- _MATERIAL SUPPLIED_:
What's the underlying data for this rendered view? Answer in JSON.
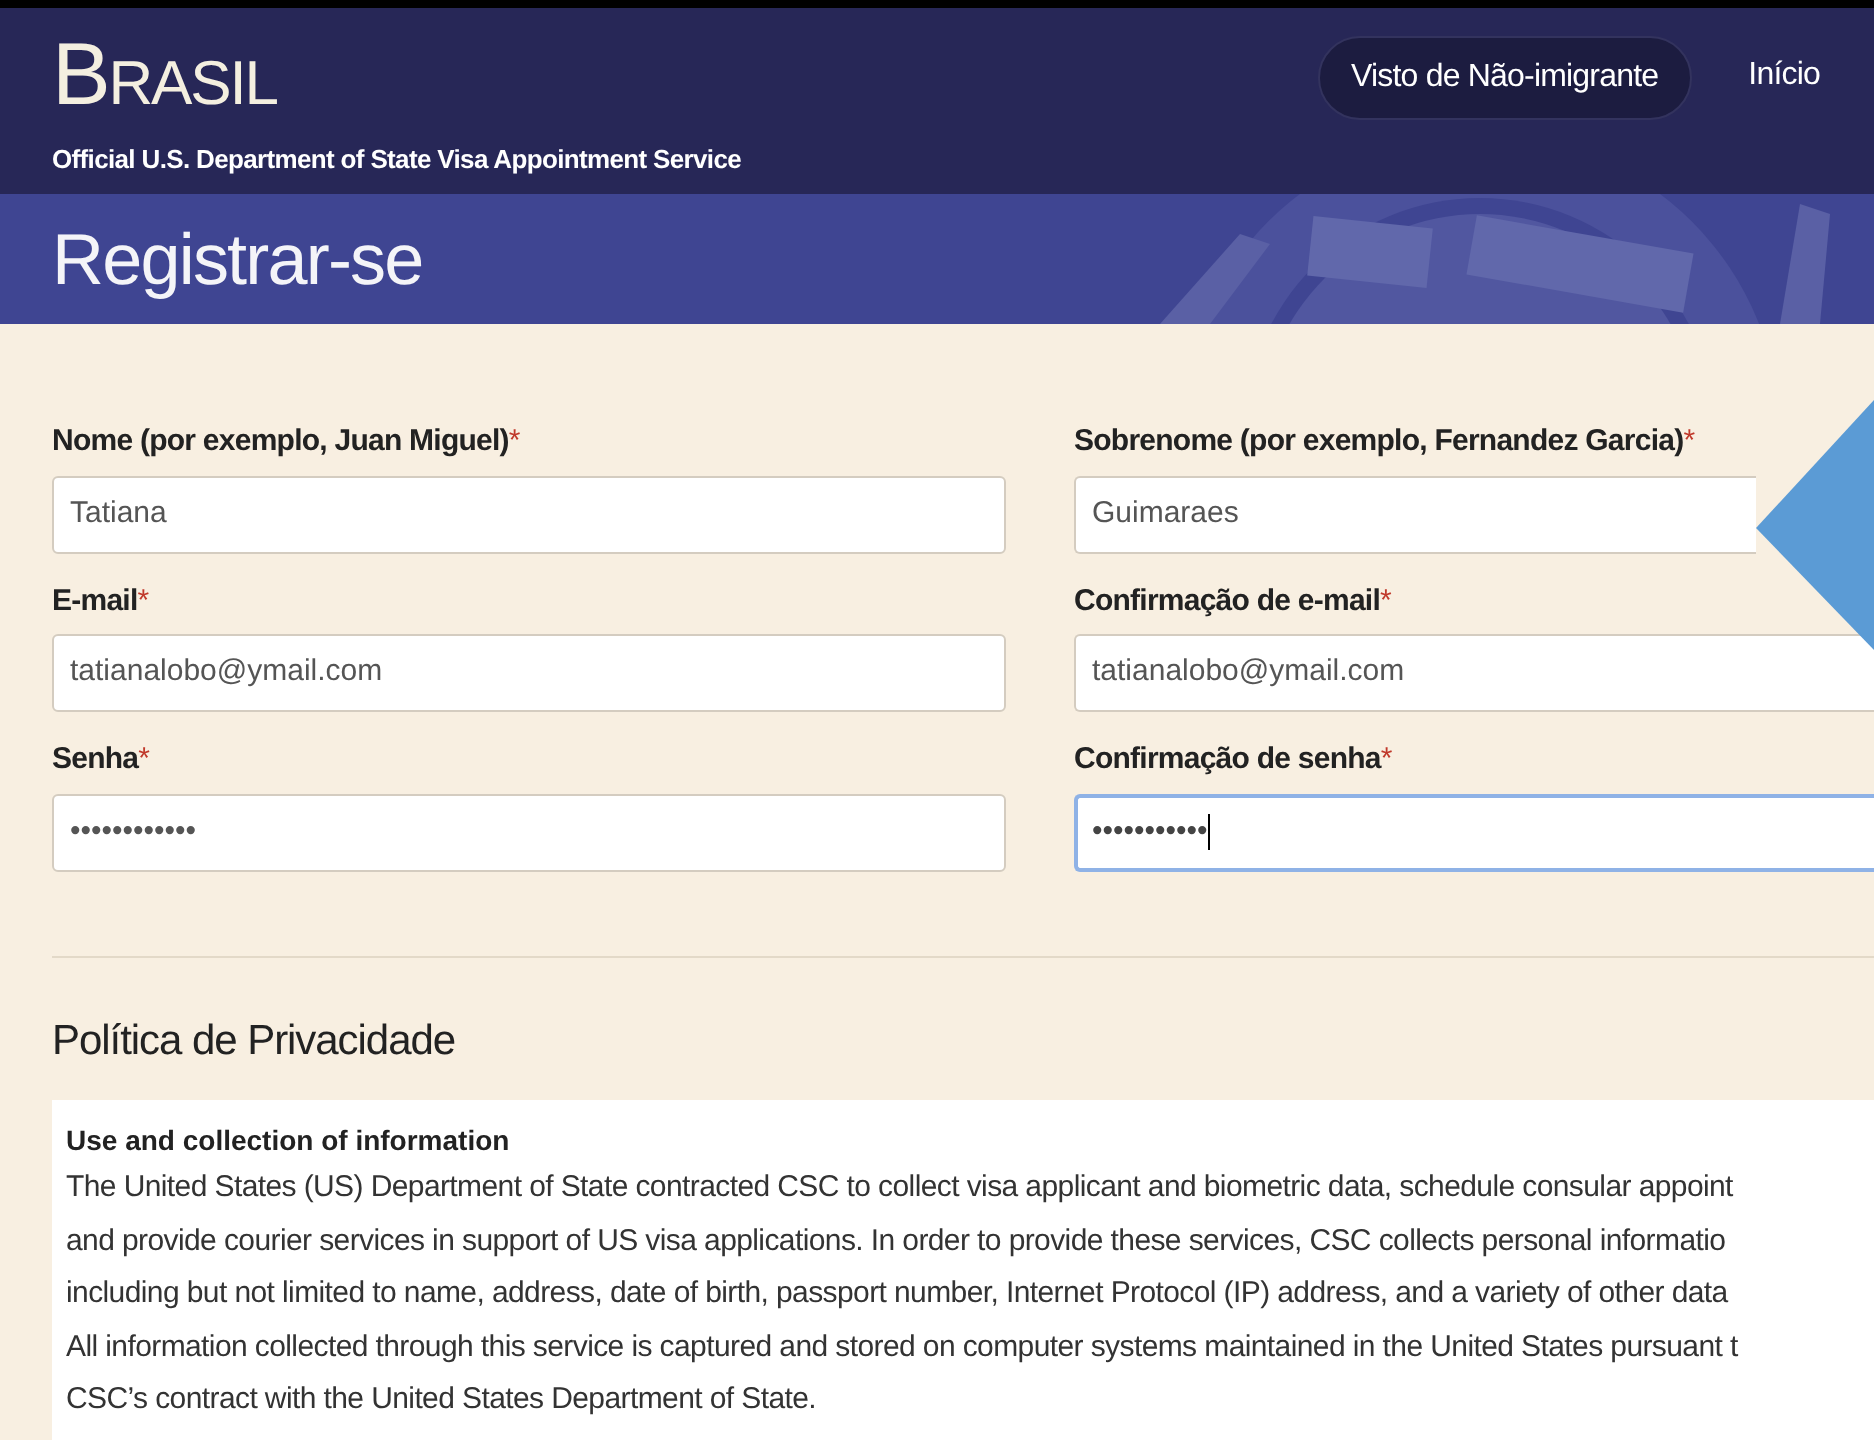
{
  "header": {
    "brand": "Brasil",
    "subtitle": "Official U.S. Department of State Visa Appointment Service",
    "nav": [
      {
        "label": "Visto de Não-imigrante",
        "selected": true
      },
      {
        "label": "Início",
        "selected": false
      }
    ]
  },
  "banner": {
    "title": "Registrar-se"
  },
  "form": {
    "fields": [
      {
        "label": "Nome (por exemplo, Juan Miguel)",
        "required": true,
        "value": "Tatiana",
        "focused": false
      },
      {
        "label": "Sobrenome (por exemplo, Fernandez Garcia)",
        "required": true,
        "value": "Guimaraes",
        "focused": false
      },
      {
        "label": "E-mail",
        "required": true,
        "value": "tatianalobo@ymail.com",
        "focused": false
      },
      {
        "label": "Confirmação de e-mail",
        "required": true,
        "value": "tatianalobo@ymail.com",
        "focused": false
      },
      {
        "label": "Senha",
        "required": true,
        "value": "••••••••••••",
        "focused": false
      },
      {
        "label": "Confirmação de senha",
        "required": true,
        "value": "•••••••••••",
        "focused": true
      }
    ],
    "required_mark": "*"
  },
  "privacy": {
    "title": "Política de Privacidade",
    "heading": "Use and collection of information",
    "lines": [
      "The United States (US) Department of State contracted CSC to collect visa applicant and biometric data, schedule consular appoint",
      "and provide courier services in support of US visa applications. In order to provide these services, CSC collects personal informatio",
      "including but not limited to name, address, date of birth, passport number, Internet Protocol (IP) address, and a variety of other data",
      "All information collected through this service is captured and stored on computer systems maintained in the United States pursuant t",
      "CSC’s contract with the United States Department of State."
    ]
  }
}
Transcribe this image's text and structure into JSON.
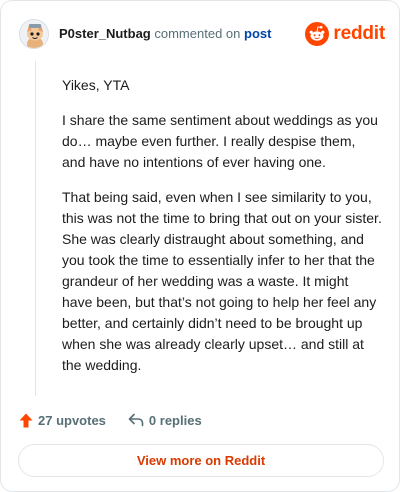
{
  "header": {
    "username": "P0ster_Nutbag",
    "action_text": "commented on",
    "post_link": "post",
    "brand": "reddit"
  },
  "comment": {
    "paragraphs": [
      "Yikes, YTA",
      "I share the same sentiment about weddings as you do… maybe even further. I really despise them, and have no intentions of ever having one.",
      "That being said, even when I see similarity to you, this was not the time to bring that out on your sister. She was clearly distraught about something, and you took the time to essentially infer to her that the grandeur of her wedding was a waste. It might have been, but that’s not going to help her feel any better, and certainly didn’t need to be brought up when she was already clearly upset… and still at the wedding."
    ]
  },
  "actions": {
    "upvotes": "27 upvotes",
    "replies": "0 replies"
  },
  "footer": {
    "view_more": "View more on Reddit"
  },
  "colors": {
    "brand": "#ff4500",
    "link": "#0045ac",
    "view_more": "#d93a00",
    "muted": "#576f76"
  },
  "icons": {
    "avatar": "snoo-avatar-icon",
    "brand": "reddit-snoo-icon",
    "upvote": "upvote-arrow-icon",
    "reply": "reply-arrow-icon"
  }
}
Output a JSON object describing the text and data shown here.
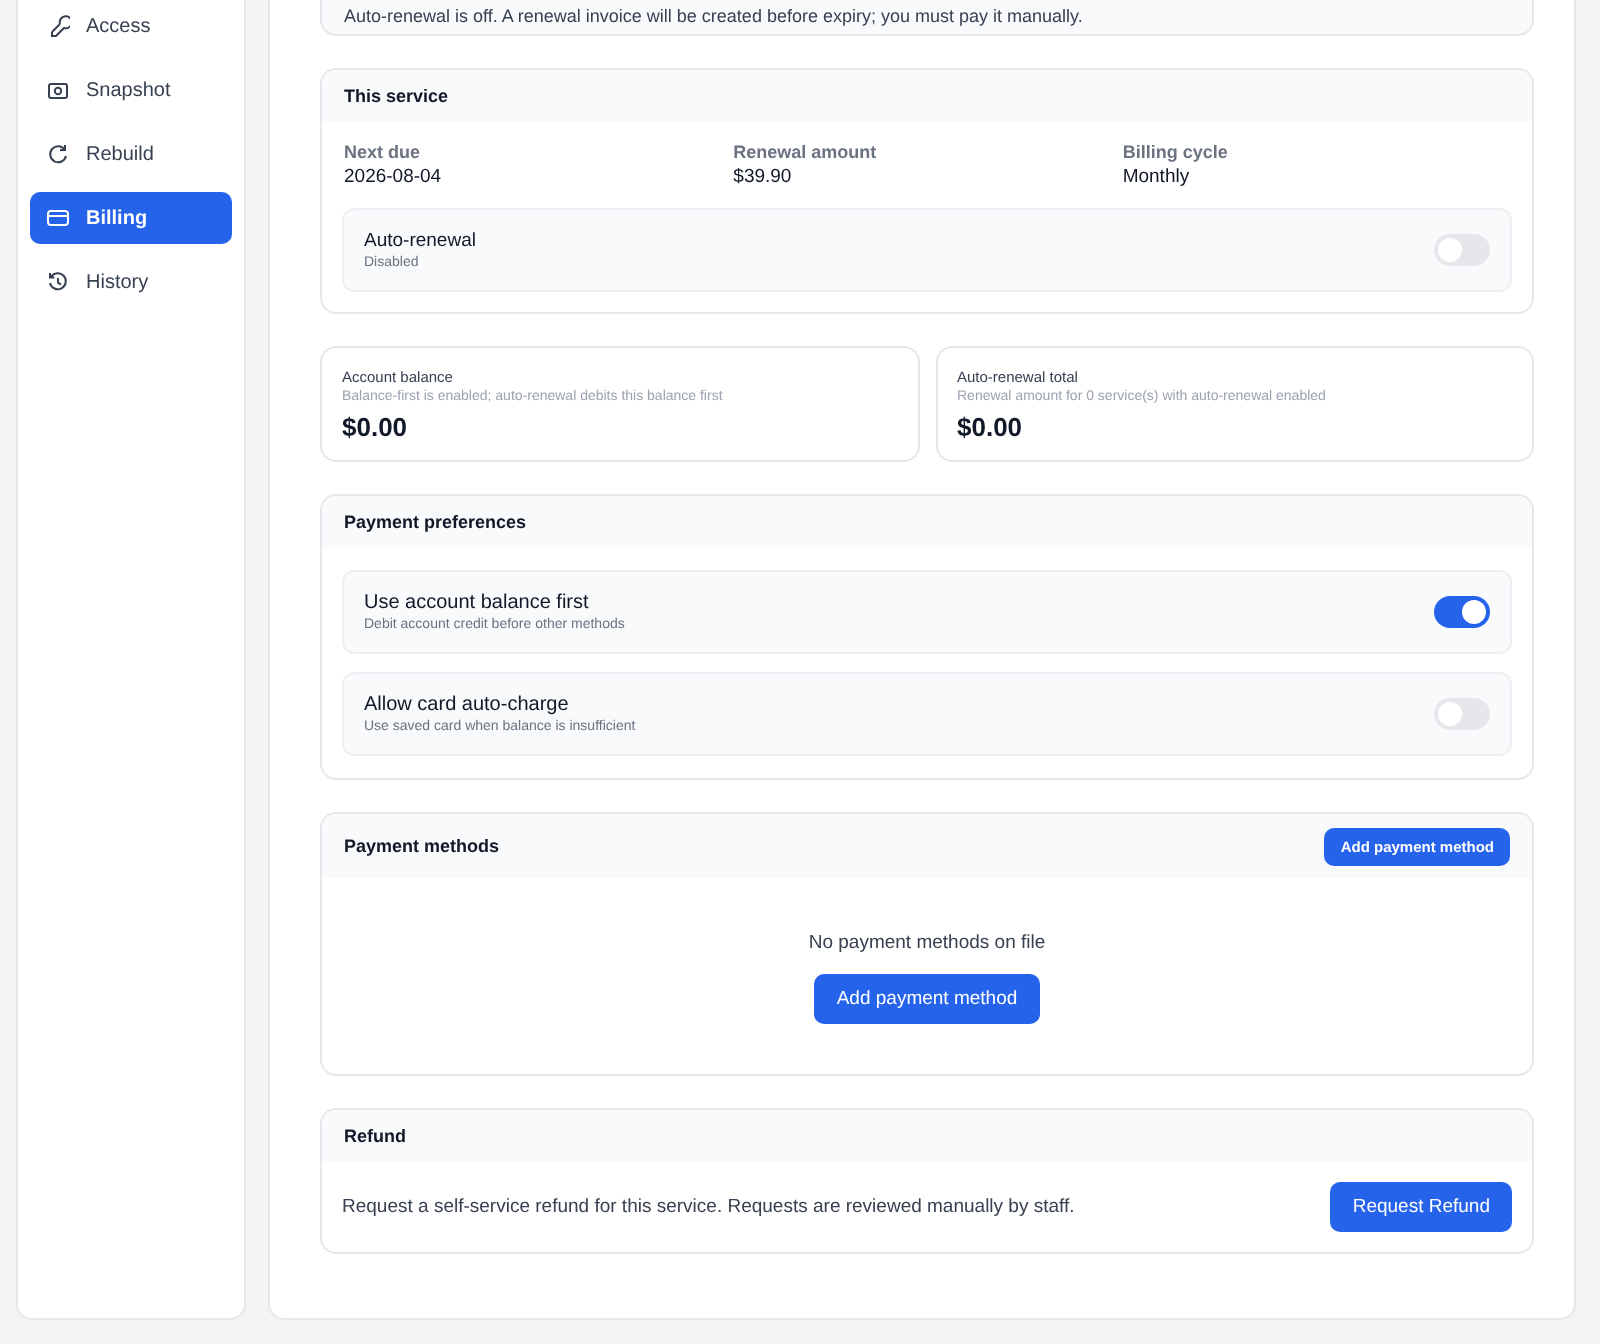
{
  "sidebar": {
    "items": [
      {
        "label": "Access",
        "selected": false
      },
      {
        "label": "Snapshot",
        "selected": false
      },
      {
        "label": "Rebuild",
        "selected": false
      },
      {
        "label": "Billing",
        "selected": true
      },
      {
        "label": "History",
        "selected": false
      }
    ]
  },
  "notice": {
    "text": "Auto-renewal is off. A renewal invoice will be created before expiry; you must pay it manually."
  },
  "this_service": {
    "title": "This service",
    "fields": [
      {
        "label": "Next due",
        "value": "2026-08-04"
      },
      {
        "label": "Renewal amount",
        "value": "$39.90"
      },
      {
        "label": "Billing cycle",
        "value": "Monthly"
      }
    ],
    "toggle": {
      "label": "Auto-renewal",
      "description": "Disabled",
      "on": false
    }
  },
  "stats": [
    {
      "label": "Account balance",
      "description": "Balance-first is enabled; auto-renewal debits this balance first",
      "value": "$0.00"
    },
    {
      "label": "Auto-renewal total",
      "description": "Renewal amount for 0 service(s) with auto-renewal enabled",
      "value": "$0.00"
    }
  ],
  "payment_preferences": {
    "title": "Payment preferences",
    "toggles": [
      {
        "label": "Use account balance first",
        "description": "Debit account credit before other methods",
        "on": true
      },
      {
        "label": "Allow card auto-charge",
        "description": "Use saved card when balance is insufficient",
        "on": false
      }
    ]
  },
  "payment_methods": {
    "title": "Payment methods",
    "header_button": "Add payment method",
    "empty_text": "No payment methods on file",
    "empty_button": "Add payment method"
  },
  "refund": {
    "title": "Refund",
    "text": "Request a self-service refund for this service. Requests are reviewed manually by staff.",
    "button": "Request Refund"
  }
}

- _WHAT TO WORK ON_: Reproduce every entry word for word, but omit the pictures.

- _TASK RESPONSE_:
What's the underlying data for this rendered view? Answer in JSON.
{
  "header": {
    "brand": "Brasil",
    "subtitle": "Official U.S. Department of State Visa Appointment Service",
    "nav": [
      {
        "label": "Visto de Não-imigrante",
        "selected": true
      },
      {
        "label": "Início",
        "selected": false
      }
    ]
  },
  "banner": {
    "title": "Registrar-se"
  },
  "form": {
    "fields": [
      {
        "label": "Nome (por exemplo, Juan Miguel)",
        "required": true,
        "value": "Tatiana",
        "focused": false
      },
      {
        "label": "Sobrenome (por exemplo, Fernandez Garcia)",
        "required": true,
        "value": "Guimaraes",
        "focused": false
      },
      {
        "label": "E-mail",
        "required": true,
        "value": "tatianalobo@ymail.com",
        "focused": false
      },
      {
        "label": "Confirmação de e-mail",
        "required": true,
        "value": "tatianalobo@ymail.com",
        "focused": false
      },
      {
        "label": "Senha",
        "required": true,
        "value": "••••••••••••",
        "focused": false
      },
      {
        "label": "Confirmação de senha",
        "required": true,
        "value": "•••••••••••",
        "focused": true
      }
    ],
    "required_mark": "*"
  },
  "privacy": {
    "title": "Política de Privacidade",
    "heading": "Use and collection of information",
    "lines": [
      "The United States (US) Department of State contracted CSC to collect visa applicant and biometric data, schedule consular appoint",
      "and provide courier services in support of US visa applications. In order to provide these services, CSC collects personal informatio",
      "including but not limited to name, address, date of birth, passport number, Internet Protocol (IP) address, and a variety of other data",
      "All information collected through this service is captured and stored on computer systems maintained in the United States pursuant t",
      "CSC’s contract with the United States Department of State."
    ]
  }
}
Transcribe this image's text and structure into JSON.
{
  "header": {
    "username": "P0ster_Nutbag",
    "action_text": "commented on",
    "post_link": "post",
    "brand": "reddit"
  },
  "comment": {
    "paragraphs": [
      "Yikes, YTA",
      "I share the same sentiment about weddings as you do… maybe even further. I really despise them, and have no intentions of ever having one.",
      "That being said, even when I see similarity to you, this was not the time to bring that out on your sister. She was clearly distraught about something, and you took the time to essentially infer to her that the grandeur of her wedding was a waste. It might have been, but that’s not going to help her feel any better, and certainly didn’t need to be brought up when she was already clearly upset… and still at the wedding."
    ]
  },
  "actions": {
    "upvotes": "27 upvotes",
    "replies": "0 replies"
  },
  "footer": {
    "view_more": "View more on Reddit"
  },
  "colors": {
    "brand": "#ff4500",
    "link": "#0045ac",
    "view_more": "#d93a00",
    "muted": "#576f76"
  },
  "icons": {
    "avatar": "snoo-avatar-icon",
    "brand": "reddit-snoo-icon",
    "upvote": "upvote-arrow-icon",
    "reply": "reply-arrow-icon"
  }
}
Output a JSON object describing the text and data shown here.
{
  "sidebar": {
    "items": [
      {
        "label": "Access",
        "selected": false
      },
      {
        "label": "Snapshot",
        "selected": false
      },
      {
        "label": "Rebuild",
        "selected": false
      },
      {
        "label": "Billing",
        "selected": true
      },
      {
        "label": "History",
        "selected": false
      }
    ]
  },
  "notice": {
    "text": "Auto-renewal is off. A renewal invoice will be created before expiry; you must pay it manually."
  },
  "this_service": {
    "title": "This service",
    "fields": [
      {
        "label": "Next due",
        "value": "2026-08-04"
      },
      {
        "label": "Renewal amount",
        "value": "$39.90"
      },
      {
        "label": "Billing cycle",
        "value": "Monthly"
      }
    ],
    "toggle": {
      "label": "Auto-renewal",
      "description": "Disabled",
      "on": false
    }
  },
  "stats": [
    {
      "label": "Account balance",
      "description": "Balance-first is enabled; auto-renewal debits this balance first",
      "value": "$0.00"
    },
    {
      "label": "Auto-renewal total",
      "description": "Renewal amount for 0 service(s) with auto-renewal enabled",
      "value": "$0.00"
    }
  ],
  "payment_preferences": {
    "title": "Payment preferences",
    "toggles": [
      {
        "label": "Use account balance first",
        "description": "Debit account credit before other methods",
        "on": true
      },
      {
        "label": "Allow card auto-charge",
        "description": "Use saved card when balance is insufficient",
        "on": false
      }
    ]
  },
  "payment_methods": {
    "title": "Payment methods",
    "header_button": "Add payment method",
    "empty_text": "No payment methods on file",
    "empty_button": "Add payment method"
  },
  "refund": {
    "title": "Refund",
    "text": "Request a self-service refund for this service. Requests are reviewed manually by staff.",
    "button": "Request Refund"
  }
}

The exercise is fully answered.